The comments came from William Jacobs, a nuclear engineer the commission hired with Georgia Power Co. funds to monitor the construction. He testified that a Louisiana subcontractor making components for the reactors was new to the nuclear field and wasn’t accustomed to the requirements to document ever step in the fabrication process. He said the company had promised changes in personnel and procedures to correct the snafu, which took eight months for one of its modules that still hasn’t been shipped to the Waynesboro plant.
“It happened month after month. We would go to meetings, and they would present all the ‘new and wonderful things’ they were now doing differently, and then the next month there’d be more new and more wonderful things. Yet, no modules were arriving at the (construction) site,” he said. “It’s been a painful process.”
He said the company has finally resolved the situation but that it delayed construction by 15 months in the meantime.
Commission Chairman Tim Echols said after eight months, the module could have simply been rebuilt with the correct records.
“Do you know how difficult it would be to stand in front of ratepayers and others and say, ‘the reason the project is over budget is because of paperwork?’” Echols said.
The commission is reviewing what Georgia Power spends every six months on construction and can block the utility from passing along expenses to customers that are “clearly imprudent.” Jacobs has pointed out delays and budget overruns, but so far the commission hasn’t disallowed any expenses. He noted that under the construction contract the utility can assess penalties on the builder for missing its schedule.
Before Jacobs’ testimony, a parade of private citizens opposed to nuclear power took turns urging the commission to halt construction to prevent customers from being saddled with the costs.
“What I understand from the testimony of Georgia Power and William Jacobs, this project is on the path of financial failure,” she said.
In related testimony earlier this month, PSC consultant Philip Hayet — an expert on cost modeling and utility industry policy — questioned Georgia Power’s forecast of $5 billion in economic benefits from the Vogtle project.
“Staff believes this figure is misleading and requires further clarification,” he wrote, noting that the $5 billion figure is from a “cost to complete analysis” but does not represent the project’s impact to ratepayers.
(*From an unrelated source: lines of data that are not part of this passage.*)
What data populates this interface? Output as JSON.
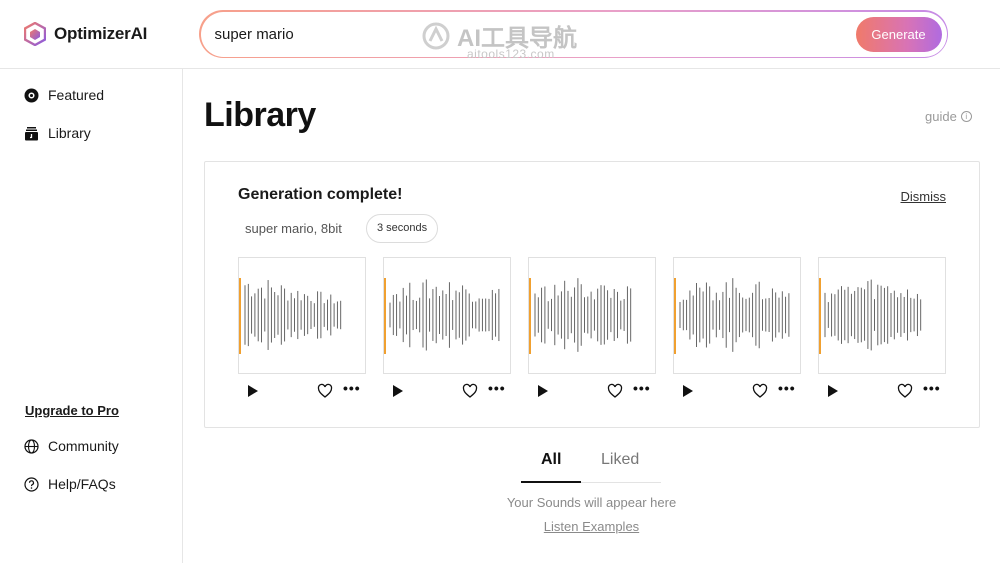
{
  "app": {
    "name": "OptimizerAI"
  },
  "header": {
    "search_value": "super mario",
    "generate_label": "Generate",
    "watermark_title": "AI工具导航",
    "watermark_sub": "aitools123.com"
  },
  "sidebar": {
    "items": [
      {
        "label": "Featured",
        "icon": "featured-icon"
      },
      {
        "label": "Library",
        "icon": "library-icon"
      }
    ],
    "upgrade_label": "Upgrade to Pro",
    "bottom_items": [
      {
        "label": "Community",
        "icon": "globe-icon"
      },
      {
        "label": "Help/FAQs",
        "icon": "help-icon"
      }
    ]
  },
  "main": {
    "title": "Library",
    "guide_label": "guide",
    "generation": {
      "title": "Generation complete!",
      "dismiss_label": "Dismiss",
      "prompt": "super mario, 8bit",
      "duration": "3 seconds",
      "accent_color": "#f0a030",
      "waveform_color": "#555555"
    },
    "tabs": [
      {
        "label": "All",
        "active": true
      },
      {
        "label": "Liked",
        "active": false
      }
    ],
    "empty_text": "Your Sounds will appear here",
    "examples_label": "Listen Examples"
  }
}
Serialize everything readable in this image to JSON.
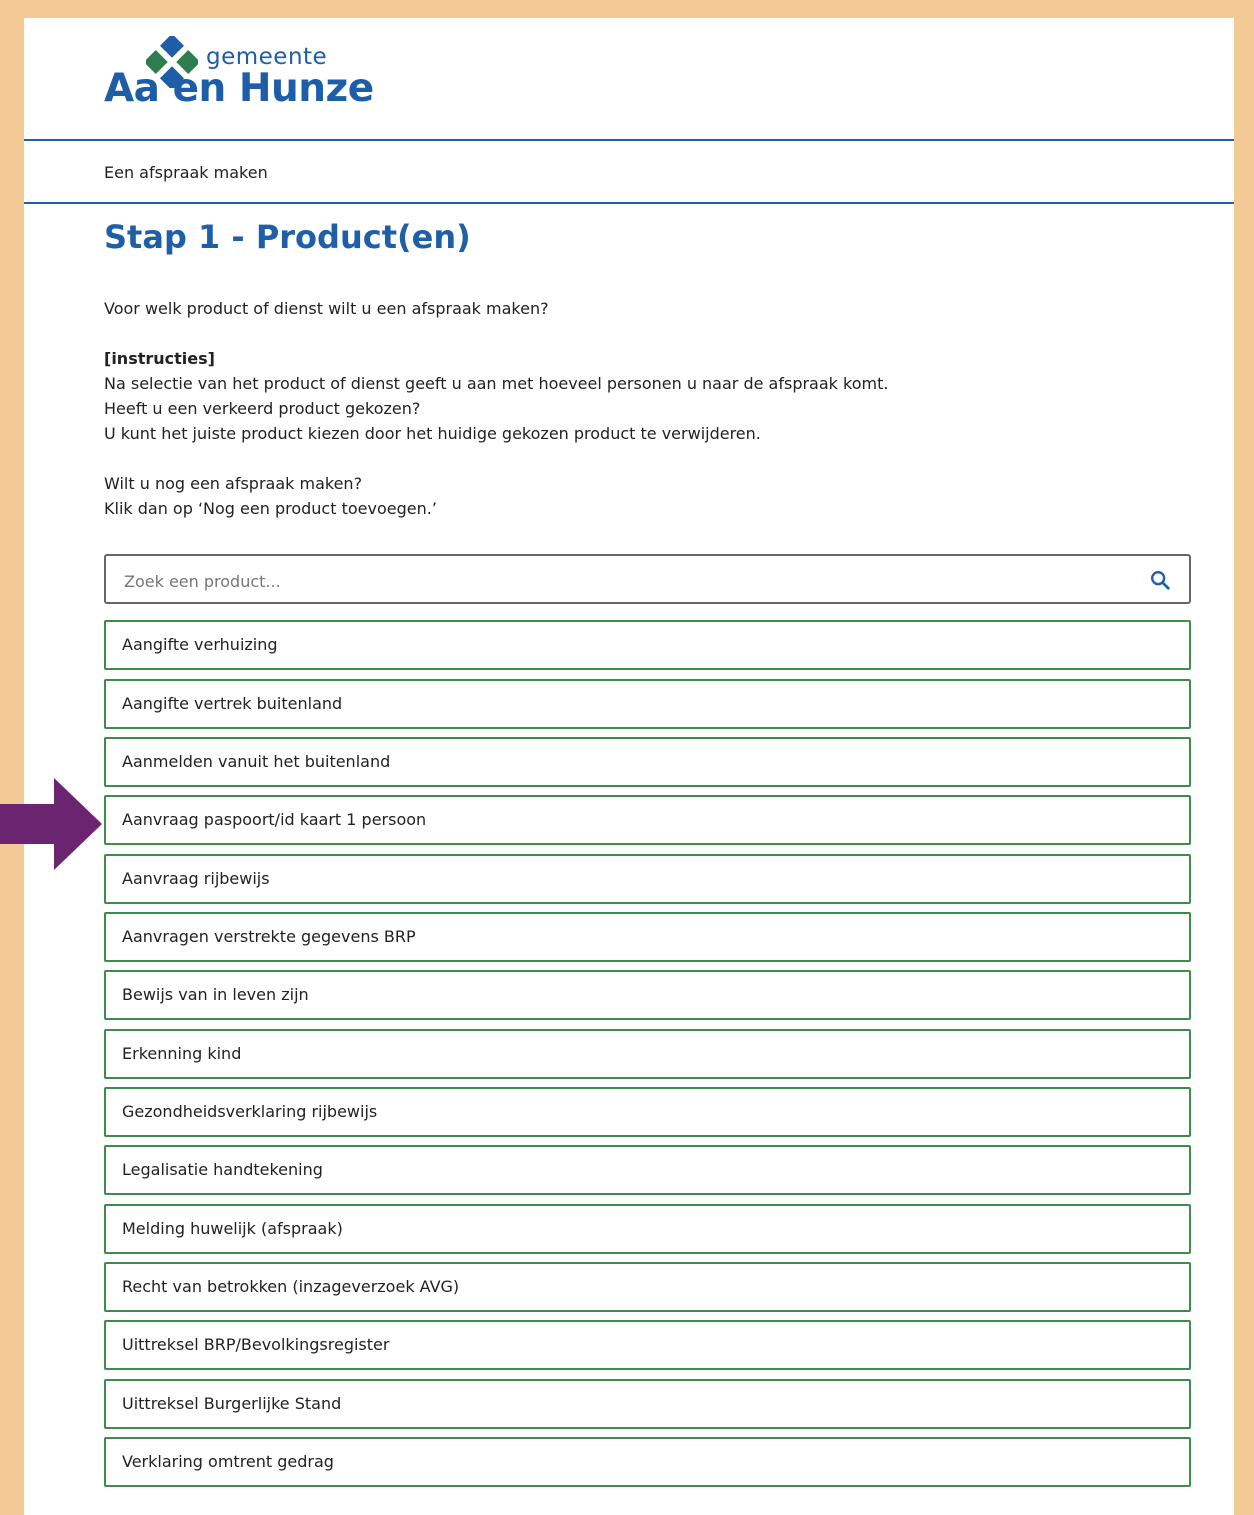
{
  "logo": {
    "line1": "gemeente",
    "line2": "Aa en Hunze"
  },
  "breadcrumb": "Een afspraak maken",
  "title": "Stap 1 - Product(en)",
  "intro": {
    "question": "Voor welk product of dienst wilt u een afspraak maken?",
    "instructions_label": "[instructies]",
    "instruction_lines": [
      "Na selectie van het product of dienst geeft u aan met hoeveel personen u naar de afspraak komt.",
      "Heeft u een verkeerd product gekozen?",
      "U kunt het juiste product kiezen door het huidige gekozen product te verwijderen."
    ],
    "again_lines": [
      "Wilt u nog een afspraak maken?",
      "Klik dan op ‘Nog een product toevoegen.’"
    ]
  },
  "search": {
    "placeholder": "Zoek een product...",
    "icon": "search-icon"
  },
  "products": [
    "Aangifte verhuizing",
    "Aangifte vertrek buitenland",
    "Aanmelden vanuit het buitenland",
    "Aanvraag paspoort/id kaart 1 persoon",
    "Aanvraag rijbewijs",
    "Aanvragen verstrekte gegevens BRP",
    "Bewijs van in leven zijn",
    "Erkenning kind",
    "Gezondheidsverklaring rijbewijs",
    "Legalisatie handtekening",
    "Melding huwelijk (afspraak)",
    "Recht van betrokken (inzageverzoek AVG)",
    "Uittreksel BRP/Bevolkingsregister",
    "Uittreksel Burgerlijke Stand",
    "Verklaring omtrent gedrag"
  ],
  "highlighted_product_index": 3,
  "colors": {
    "frame": "#f3c995",
    "brand_blue": "#1f5fa8",
    "logo_green": "#2e7d4f",
    "product_border": "#3f8c4a",
    "arrow": "#6b2470"
  }
}
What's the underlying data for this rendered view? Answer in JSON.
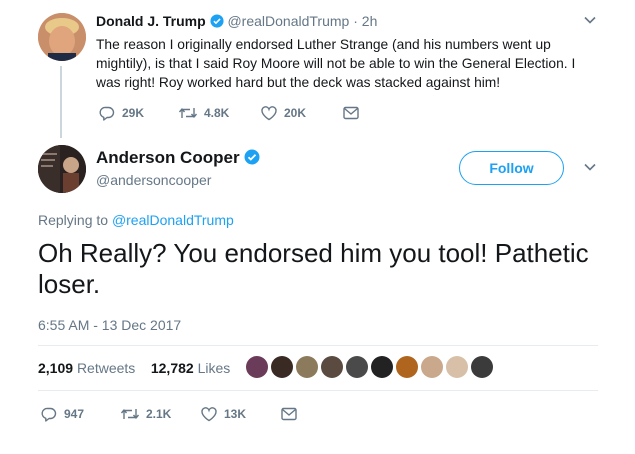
{
  "tweet1": {
    "display_name": "Donald J. Trump",
    "handle": "@realDonaldTrump",
    "separator": "·",
    "time": "2h",
    "text": "The reason I originally endorsed Luther Strange (and his numbers went up mightily), is that I said Roy Moore will not be able to win the General Election.  I was right! Roy worked hard but the deck was stacked against him!",
    "replies": "29K",
    "retweets": "4.8K",
    "likes": "20K"
  },
  "tweet2": {
    "display_name": "Anderson Cooper",
    "handle": "@andersoncooper",
    "follow_label": "Follow",
    "replying_prefix": "Replying to",
    "replying_handle": "@realDonaldTrump",
    "text": "Oh Really? You endorsed him you tool! Pathetic loser.",
    "timestamp": "6:55 AM - 13 Dec 2017",
    "retweet_count": "2,109",
    "retweet_label": "Retweets",
    "like_count": "12,782",
    "like_label": "Likes",
    "replies": "947",
    "retweets": "2.1K",
    "likes": "13K"
  },
  "colors": {
    "accent": "#1da1f2",
    "muted": "#657786",
    "text": "#14171a",
    "divider": "#e6ecf0"
  },
  "icons": [
    "verified-icon",
    "chevron-down-icon",
    "reply-icon",
    "retweet-icon",
    "like-icon",
    "direct-message-icon"
  ],
  "likers": [
    "#6b3b5a",
    "#3a2a24",
    "#8c7a5c",
    "#5a4a40",
    "#4a4a4a",
    "#222222",
    "#b0651f",
    "#c9a88c",
    "#d8c0a8",
    "#3b3b3b"
  ]
}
Issues with late delivery of components, the need to correct non-compliant rebar and other factors are lining up to create 12- to 18-month delays in completing the projects, which in turn will further reduce the perceived economic benefit to ratepayers, he said.
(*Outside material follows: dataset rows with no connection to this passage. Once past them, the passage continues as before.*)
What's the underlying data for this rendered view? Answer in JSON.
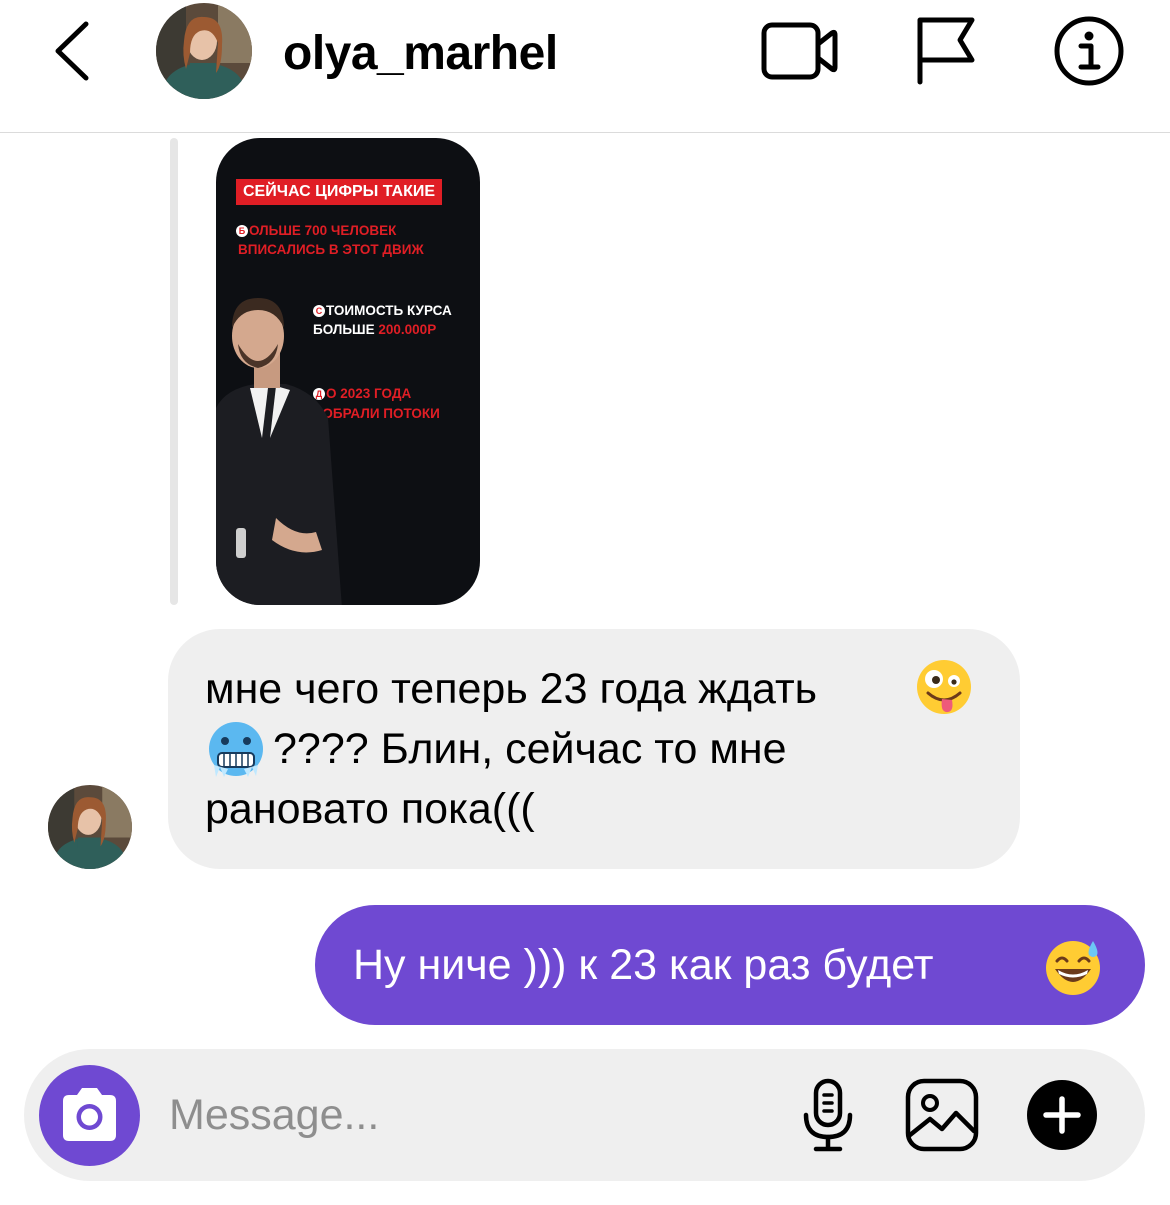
{
  "header": {
    "username": "olya_marhel",
    "icons": [
      "back-chevron-icon",
      "video-call-icon",
      "flag-icon",
      "info-icon"
    ]
  },
  "story": {
    "headline": "СЕЙЧАС ЦИФРЫ ТАКИЕ",
    "item1_initial": "Б",
    "item1_line1_rest": "ОЛЬШЕ 700 ЧЕЛОВЕК",
    "item1_line2": "ВПИСАЛИСЬ В ЭТОТ ДВИЖ",
    "item2_initial": "С",
    "item2_line1_rest": "ТОИМОСТЬ КУРСА",
    "item2_line2_prefix": "БОЛЬШЕ",
    "item2_line2_price": "200.000Р",
    "item3_initial": "Д",
    "item3_line1_rest": "О 2023 ГОДА",
    "item3_line2": "СОБРАЛИ ПОТОКИ"
  },
  "messages": {
    "incoming": {
      "line1": "мне чего теперь 23 года ждать",
      "line2": "???? Блин, сейчас то мне",
      "line3": "рановато пока(((",
      "emojis": [
        "zany-face",
        "cold-face"
      ]
    },
    "outgoing": {
      "text": "Ну ниче ))) к 23 как раз будет",
      "emojis": [
        "grinning-face-with-sweat"
      ]
    }
  },
  "composer": {
    "placeholder": "Message...",
    "icons": [
      "camera-icon",
      "microphone-icon",
      "gallery-icon",
      "plus-icon"
    ]
  },
  "colors": {
    "accent": "#6f49d2",
    "incoming_bubble": "#efefef",
    "story_red": "#e01e25",
    "divider": "#dbdbdb"
  }
}
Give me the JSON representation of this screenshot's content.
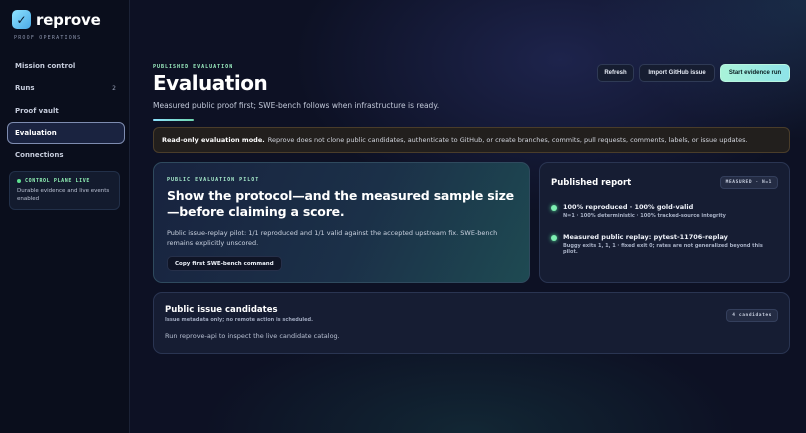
{
  "brand": {
    "name": "reprove",
    "subtitle": "PROOF OPERATIONS",
    "logo_icon": "check-icon"
  },
  "sidebar": {
    "items": [
      {
        "label": "Mission control",
        "count": ""
      },
      {
        "label": "Runs",
        "count": "2"
      },
      {
        "label": "Proof vault",
        "count": ""
      },
      {
        "label": "Evaluation",
        "count": "",
        "active": true
      },
      {
        "label": "Connections",
        "count": ""
      }
    ],
    "control_plane": {
      "title": "CONTROL PLANE LIVE",
      "text": "Durable evidence and live events enabled"
    }
  },
  "header": {
    "eyebrow": "PUBLISHED EVALUATION",
    "title": "Evaluation",
    "subtitle": "Measured public proof first; SWE-bench follows when infrastructure is ready.",
    "buttons": {
      "refresh": "Refresh",
      "import": "Import GitHub issue",
      "start": "Start evidence run"
    }
  },
  "notice": {
    "bold": "Read-only evaluation mode.",
    "text": "Reprove does not clone public candidates, authenticate to GitHub, or create branches, commits, pull requests, comments, labels, or issue updates."
  },
  "pilot": {
    "eyebrow": "PUBLIC EVALUATION PILOT",
    "heading": "Show the protocol—and the measured sample size—before claiming a score.",
    "body": "Public issue-replay pilot: 1/1 reproduced and 1/1 valid against the accepted upstream fix. SWE-bench remains explicitly unscored.",
    "button": "Copy first SWE-bench command"
  },
  "report": {
    "title": "Published report",
    "badge": "MEASURED · N=1",
    "items": [
      {
        "main": "100% reproduced · 100% gold-valid",
        "sub": "N=1 · 100% deterministic · 100% tracked-source integrity"
      },
      {
        "main": "Measured public replay: pytest-11706-replay",
        "sub": "Buggy exits 1, 1, 1 · fixed exit 0; rates are not generalized beyond this pilot."
      }
    ]
  },
  "candidates": {
    "title": "Public issue candidates",
    "meta": "Issue metadata only; no remote action is scheduled.",
    "badge": "4 candidates",
    "body": "Run reprove-api to inspect the live candidate catalog."
  },
  "colors": {
    "accent": "#8fe3ff",
    "success": "#5ee08f",
    "background": "#0d1124"
  }
}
“The impact of the 12-month delay is a reduction in benefits of about $1 billion, while the 18-month-delay scenario results in about an additional reduction of $300 million in benefits,” he said.